Viewers who have suspected the existence of a covert and shadowy team working alongside OCS - a crack group of lighting designers, who secure all locations before the arrival of the detectives and transform them into dismal theatres of cruelty - were given conclusive proof in last night's programme, which included two scenes set in a discarded swimming pool (discarded buildings are a drug for the show, incidentally, but an economic drug for all that - last week the St Pancras Hotel provided sets for the killer's flat, the murder site and a Romanian hospital, all in a single episode).
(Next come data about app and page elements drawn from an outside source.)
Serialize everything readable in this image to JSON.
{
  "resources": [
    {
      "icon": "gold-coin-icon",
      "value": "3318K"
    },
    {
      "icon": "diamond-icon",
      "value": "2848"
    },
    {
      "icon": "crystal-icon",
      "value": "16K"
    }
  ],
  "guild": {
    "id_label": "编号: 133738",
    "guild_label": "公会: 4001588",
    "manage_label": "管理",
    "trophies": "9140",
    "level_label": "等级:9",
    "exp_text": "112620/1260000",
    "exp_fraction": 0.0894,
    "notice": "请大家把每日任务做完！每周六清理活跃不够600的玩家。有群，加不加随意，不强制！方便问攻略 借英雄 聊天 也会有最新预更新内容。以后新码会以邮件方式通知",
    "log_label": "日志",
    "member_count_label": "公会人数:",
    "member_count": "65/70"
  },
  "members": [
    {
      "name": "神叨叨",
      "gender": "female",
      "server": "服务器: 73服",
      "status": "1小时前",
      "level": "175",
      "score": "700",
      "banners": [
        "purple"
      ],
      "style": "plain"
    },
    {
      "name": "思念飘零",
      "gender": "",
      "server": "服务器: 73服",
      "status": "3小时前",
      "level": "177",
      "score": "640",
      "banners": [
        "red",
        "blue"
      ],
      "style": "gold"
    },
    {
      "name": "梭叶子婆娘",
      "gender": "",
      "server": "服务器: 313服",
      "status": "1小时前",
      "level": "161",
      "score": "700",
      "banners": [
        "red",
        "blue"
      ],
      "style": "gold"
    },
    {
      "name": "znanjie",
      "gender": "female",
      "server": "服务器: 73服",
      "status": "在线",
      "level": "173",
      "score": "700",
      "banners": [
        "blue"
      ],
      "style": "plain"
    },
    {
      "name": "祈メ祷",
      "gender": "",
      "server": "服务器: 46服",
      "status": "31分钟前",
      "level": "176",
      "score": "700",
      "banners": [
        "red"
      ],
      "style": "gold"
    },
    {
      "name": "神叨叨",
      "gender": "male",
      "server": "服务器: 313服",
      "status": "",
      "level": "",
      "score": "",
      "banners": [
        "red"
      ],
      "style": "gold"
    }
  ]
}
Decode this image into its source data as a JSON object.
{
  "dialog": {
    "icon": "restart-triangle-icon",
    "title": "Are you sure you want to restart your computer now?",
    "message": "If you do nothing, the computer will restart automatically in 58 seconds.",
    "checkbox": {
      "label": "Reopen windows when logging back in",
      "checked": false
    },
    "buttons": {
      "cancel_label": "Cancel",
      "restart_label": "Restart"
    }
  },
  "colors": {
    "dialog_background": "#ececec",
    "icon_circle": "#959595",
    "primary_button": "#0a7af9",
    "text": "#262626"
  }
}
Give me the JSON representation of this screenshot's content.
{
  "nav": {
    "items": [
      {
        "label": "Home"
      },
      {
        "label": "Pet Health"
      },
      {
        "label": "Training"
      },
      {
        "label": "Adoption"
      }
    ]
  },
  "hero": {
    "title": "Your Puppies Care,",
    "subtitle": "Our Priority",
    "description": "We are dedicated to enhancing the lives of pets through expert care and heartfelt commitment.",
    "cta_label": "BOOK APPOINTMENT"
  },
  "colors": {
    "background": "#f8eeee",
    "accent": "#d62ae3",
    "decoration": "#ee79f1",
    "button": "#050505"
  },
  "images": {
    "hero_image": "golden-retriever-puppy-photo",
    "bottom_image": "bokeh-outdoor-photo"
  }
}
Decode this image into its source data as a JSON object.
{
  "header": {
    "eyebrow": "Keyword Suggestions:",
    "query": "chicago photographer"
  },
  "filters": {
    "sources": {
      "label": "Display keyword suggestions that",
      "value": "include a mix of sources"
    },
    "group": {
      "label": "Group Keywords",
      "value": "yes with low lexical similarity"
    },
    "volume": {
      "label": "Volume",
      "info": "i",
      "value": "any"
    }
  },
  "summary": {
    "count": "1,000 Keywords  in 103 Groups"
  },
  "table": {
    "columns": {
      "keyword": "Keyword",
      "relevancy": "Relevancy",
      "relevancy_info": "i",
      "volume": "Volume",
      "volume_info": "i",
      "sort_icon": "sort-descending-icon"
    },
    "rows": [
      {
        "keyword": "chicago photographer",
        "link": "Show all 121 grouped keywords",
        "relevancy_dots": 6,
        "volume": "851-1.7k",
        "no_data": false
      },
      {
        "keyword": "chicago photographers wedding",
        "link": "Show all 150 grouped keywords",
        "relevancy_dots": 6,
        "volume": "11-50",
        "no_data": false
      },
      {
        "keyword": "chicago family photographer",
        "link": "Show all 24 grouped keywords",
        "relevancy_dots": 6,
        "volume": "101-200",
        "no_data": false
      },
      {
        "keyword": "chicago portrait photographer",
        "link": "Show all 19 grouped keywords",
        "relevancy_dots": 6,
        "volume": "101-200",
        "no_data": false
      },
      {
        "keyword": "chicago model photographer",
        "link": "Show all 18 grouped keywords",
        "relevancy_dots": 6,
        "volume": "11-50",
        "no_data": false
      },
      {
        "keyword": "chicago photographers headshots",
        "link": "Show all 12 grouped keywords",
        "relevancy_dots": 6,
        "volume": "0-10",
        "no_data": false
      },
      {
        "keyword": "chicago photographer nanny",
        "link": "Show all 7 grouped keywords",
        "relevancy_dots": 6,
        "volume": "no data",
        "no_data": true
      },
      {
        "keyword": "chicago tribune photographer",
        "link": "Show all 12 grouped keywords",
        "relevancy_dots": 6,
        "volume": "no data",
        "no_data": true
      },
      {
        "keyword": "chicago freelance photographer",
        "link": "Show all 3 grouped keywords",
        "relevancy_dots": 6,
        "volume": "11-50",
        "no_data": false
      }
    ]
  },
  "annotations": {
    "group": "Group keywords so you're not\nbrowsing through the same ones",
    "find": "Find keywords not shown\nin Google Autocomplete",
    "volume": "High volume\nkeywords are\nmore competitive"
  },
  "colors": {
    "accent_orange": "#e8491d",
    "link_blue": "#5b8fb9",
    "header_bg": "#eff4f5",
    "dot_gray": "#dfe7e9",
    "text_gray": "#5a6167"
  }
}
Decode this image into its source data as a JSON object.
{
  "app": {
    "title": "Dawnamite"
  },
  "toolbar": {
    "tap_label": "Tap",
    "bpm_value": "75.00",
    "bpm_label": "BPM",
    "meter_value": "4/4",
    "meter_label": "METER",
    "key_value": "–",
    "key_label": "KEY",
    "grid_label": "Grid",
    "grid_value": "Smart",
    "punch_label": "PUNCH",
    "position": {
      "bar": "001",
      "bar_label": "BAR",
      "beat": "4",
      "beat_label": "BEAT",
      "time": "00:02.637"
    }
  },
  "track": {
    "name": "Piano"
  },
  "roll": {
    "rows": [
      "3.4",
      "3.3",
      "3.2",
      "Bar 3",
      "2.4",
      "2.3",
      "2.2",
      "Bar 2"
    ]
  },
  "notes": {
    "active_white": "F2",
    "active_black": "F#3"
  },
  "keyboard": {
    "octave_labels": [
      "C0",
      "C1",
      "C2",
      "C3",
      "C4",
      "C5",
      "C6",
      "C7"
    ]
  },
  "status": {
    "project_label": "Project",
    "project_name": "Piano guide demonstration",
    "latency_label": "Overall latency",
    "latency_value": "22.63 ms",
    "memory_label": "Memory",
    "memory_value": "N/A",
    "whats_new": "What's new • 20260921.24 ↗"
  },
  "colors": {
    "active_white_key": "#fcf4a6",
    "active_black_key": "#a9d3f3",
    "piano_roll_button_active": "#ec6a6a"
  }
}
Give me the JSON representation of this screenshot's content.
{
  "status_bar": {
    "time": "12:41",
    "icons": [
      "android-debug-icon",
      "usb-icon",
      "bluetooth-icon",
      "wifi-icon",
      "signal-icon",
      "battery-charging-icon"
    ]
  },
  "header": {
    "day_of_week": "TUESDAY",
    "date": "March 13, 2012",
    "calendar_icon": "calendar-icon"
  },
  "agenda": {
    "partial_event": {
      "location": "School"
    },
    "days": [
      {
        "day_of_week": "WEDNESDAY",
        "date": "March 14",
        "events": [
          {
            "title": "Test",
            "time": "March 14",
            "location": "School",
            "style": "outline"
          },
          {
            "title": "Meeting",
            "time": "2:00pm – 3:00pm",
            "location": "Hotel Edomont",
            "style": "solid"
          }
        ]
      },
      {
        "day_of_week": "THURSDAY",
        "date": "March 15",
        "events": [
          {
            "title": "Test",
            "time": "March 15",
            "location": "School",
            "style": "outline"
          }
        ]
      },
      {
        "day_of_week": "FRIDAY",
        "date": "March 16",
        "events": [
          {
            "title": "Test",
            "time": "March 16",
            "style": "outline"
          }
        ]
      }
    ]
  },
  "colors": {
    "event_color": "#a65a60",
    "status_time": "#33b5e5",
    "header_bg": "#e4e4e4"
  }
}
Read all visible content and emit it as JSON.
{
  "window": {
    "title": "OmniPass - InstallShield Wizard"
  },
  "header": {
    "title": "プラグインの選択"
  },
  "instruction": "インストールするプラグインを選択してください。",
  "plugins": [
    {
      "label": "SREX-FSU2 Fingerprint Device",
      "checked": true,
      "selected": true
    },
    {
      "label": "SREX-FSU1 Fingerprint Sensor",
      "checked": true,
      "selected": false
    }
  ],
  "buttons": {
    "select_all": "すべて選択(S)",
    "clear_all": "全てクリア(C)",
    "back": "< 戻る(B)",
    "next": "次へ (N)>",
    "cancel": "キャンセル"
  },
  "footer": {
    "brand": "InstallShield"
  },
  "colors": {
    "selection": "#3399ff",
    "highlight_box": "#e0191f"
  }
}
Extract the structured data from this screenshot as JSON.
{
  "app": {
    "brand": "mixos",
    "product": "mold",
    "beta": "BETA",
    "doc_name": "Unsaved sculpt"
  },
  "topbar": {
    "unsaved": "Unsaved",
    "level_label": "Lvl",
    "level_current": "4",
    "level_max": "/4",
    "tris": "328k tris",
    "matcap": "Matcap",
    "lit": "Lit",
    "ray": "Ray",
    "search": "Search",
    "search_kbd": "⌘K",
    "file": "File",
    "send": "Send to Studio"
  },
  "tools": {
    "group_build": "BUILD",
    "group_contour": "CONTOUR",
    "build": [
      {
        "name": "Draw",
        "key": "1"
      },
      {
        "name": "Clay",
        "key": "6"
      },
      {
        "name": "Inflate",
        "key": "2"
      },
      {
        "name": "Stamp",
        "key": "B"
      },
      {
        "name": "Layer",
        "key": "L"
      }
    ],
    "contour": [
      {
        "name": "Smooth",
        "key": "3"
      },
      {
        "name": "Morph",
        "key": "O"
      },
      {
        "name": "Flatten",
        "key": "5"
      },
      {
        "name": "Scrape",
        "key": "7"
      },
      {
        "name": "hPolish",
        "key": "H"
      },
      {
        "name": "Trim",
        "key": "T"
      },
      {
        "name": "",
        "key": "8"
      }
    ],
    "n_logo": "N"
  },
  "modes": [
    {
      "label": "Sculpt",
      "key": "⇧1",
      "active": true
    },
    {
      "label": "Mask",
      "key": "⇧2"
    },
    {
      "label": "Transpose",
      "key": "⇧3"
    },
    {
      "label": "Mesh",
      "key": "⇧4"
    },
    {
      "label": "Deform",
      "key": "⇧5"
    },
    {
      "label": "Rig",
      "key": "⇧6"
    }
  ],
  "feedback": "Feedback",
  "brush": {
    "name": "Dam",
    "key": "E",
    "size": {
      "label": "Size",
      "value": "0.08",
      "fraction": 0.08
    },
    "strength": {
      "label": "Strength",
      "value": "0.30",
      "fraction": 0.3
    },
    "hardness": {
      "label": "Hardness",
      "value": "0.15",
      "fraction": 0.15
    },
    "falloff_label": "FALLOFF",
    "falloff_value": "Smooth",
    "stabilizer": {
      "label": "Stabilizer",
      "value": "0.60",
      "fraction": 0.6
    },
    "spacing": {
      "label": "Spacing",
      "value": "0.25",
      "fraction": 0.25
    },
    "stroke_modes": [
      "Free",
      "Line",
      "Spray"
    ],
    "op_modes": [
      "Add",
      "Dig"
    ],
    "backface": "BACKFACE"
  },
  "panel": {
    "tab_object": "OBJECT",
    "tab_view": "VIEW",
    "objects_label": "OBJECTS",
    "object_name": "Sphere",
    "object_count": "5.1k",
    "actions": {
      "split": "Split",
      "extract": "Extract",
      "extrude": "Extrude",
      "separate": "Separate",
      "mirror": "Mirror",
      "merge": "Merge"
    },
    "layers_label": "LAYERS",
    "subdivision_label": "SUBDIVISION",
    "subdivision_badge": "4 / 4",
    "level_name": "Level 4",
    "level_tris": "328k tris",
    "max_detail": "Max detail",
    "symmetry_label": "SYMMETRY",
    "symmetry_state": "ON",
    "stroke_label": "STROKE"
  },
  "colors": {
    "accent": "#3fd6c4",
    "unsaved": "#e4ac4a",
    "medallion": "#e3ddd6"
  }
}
In the first of these scenes the maniac was washed in a chilly daylight which illuminated every bleak, municipal tile. But by the time the boys in blue had arrived they needed torches - every skylight and window had been expertly blacked out apart from a gable oriel which let in a narrow, angled column of illumination. This was being chopped into fragments by one of those big ventilator fans, an indispensable style note for the modern serial killer. All this could have been the maniac's work - we had already seen the impressive son et lumiere of war footage which he had constructed in his hideout - but the scale of the job indicated a professional team.
Understandably everyone was fantastically gloomy by the end, having failed to prevent several more murders, but it's difficult to take their distress seriously when you know it could all be put right with four or five sunlamps and some tungsten uplighters. If I'm not mistaken the Director of Photography's name is David Ooo, which seems somehow appropriate.
They would like that name on Wogan's Web - a new daily daytime programme on BBC1 which further extends the franchise of the Lad from Limerick (I'm sorry about that alliteration but the tone of bantering frivolity is contagious, and that's just about the height of it).
This is essentially zoo-television for the Saga set - an unfair remark because Chris Evans wouldn't be doing the things he is doing without Wogan's radio example. Unfair or not, on television these devices - a noisily appreciative crew, on-screen producer figure, a simmering mutual wind- up between all those taking part - look as if they come in a direct line of descent from The Big Breakfast and TFI Friday.
There are guest spots, which allow Wogan to try his hand at such activities as barbershop harmony and tai-chi, but a good deal of the programme consists of him reading out jokey faxes from the already devoted viewers - viewers with names like Hugh Rinal and Mick Sturbs. Wogan is just the right man for the job - as relaxed as if transmission is already over and he's sinking a few in the green room - but if you're wondering how he keeps up the unceasing flow of talk listen closely for recycling. "Keep it down to a dull roar there," he said to his telephonists yesterday, a line which last appeared during Saturday night's Eurovision presentation, while a nice phrase about the sun "splitting the paving stones" made it in for the second successive day.Reuse content